Stone also points out that women who tend to "opt out" are the exception, not the rule, citing studies that indicate that 70 percent of the women who are married mothers of preschoolers still continue to work. Turn this figure around and the reality is that one out of every four women DOES decide to stay home.

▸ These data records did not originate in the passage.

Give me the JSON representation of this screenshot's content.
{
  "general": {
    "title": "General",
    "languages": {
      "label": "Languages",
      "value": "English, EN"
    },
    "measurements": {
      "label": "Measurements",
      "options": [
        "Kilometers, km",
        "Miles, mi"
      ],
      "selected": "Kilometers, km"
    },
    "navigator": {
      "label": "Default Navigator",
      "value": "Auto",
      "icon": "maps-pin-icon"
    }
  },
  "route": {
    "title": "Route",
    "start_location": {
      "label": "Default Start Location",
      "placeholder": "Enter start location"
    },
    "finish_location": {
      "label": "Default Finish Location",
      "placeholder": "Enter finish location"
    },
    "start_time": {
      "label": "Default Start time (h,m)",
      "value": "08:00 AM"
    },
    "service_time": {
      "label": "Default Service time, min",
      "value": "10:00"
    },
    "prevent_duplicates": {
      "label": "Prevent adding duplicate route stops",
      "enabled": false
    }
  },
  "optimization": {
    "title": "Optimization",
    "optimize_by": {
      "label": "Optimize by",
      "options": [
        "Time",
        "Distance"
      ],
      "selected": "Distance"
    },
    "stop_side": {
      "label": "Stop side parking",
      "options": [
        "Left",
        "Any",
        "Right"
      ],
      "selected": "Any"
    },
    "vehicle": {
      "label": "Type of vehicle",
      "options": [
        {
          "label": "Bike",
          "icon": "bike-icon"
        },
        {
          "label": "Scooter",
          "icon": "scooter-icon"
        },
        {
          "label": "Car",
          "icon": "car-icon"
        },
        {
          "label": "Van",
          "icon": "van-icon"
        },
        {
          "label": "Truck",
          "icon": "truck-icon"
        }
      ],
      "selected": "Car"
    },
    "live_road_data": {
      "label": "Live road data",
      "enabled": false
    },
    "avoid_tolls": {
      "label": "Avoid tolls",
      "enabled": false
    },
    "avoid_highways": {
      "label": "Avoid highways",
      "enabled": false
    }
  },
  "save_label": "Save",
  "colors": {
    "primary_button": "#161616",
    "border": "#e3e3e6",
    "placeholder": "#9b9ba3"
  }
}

This book is an exploration of these particular women and it is written in what I found to be a very nonjudgmental and open style.
The author was also able to get some company heads to admit their mixed feelings about mothers in the workplace, their fears about them being less committed to their jobs or more likely to quit.
Other areas covered in this book include:
Most women quit only as a last resort (p. 18)
Each woman's story was unique, often complex and with many factors.
There was often ambivalence and a shifting of roles within the home
Their decision did NOT signal a return to traditionalism (p. 19).
Their former workplaces often made it difficult, if not impossible, for them to continue balancing family and work, rejecting their attempts to create innovations while maintaining productivity.
If you'd like to know what is featured in each Chapter, here's a quick rundown:
Chapter 1 - Looks at various women (the former Ivy League sports star, the CPA, the Consultant, an editor, a stock trader, etc) and their various experiences at work.
Chapter 2- 3- Looks at the families, children and husbands.
Chapter 4- Focuses on work, problems and challenges and factors that lead to a decision to opt out.
Chapters 6-8 - Life at home, coping techniques, finding new identities.
Chapter 9- Explores possible ways that women could continue to work (if they chose) and minimizing the obstacles that make staying home a necessity, not a choice.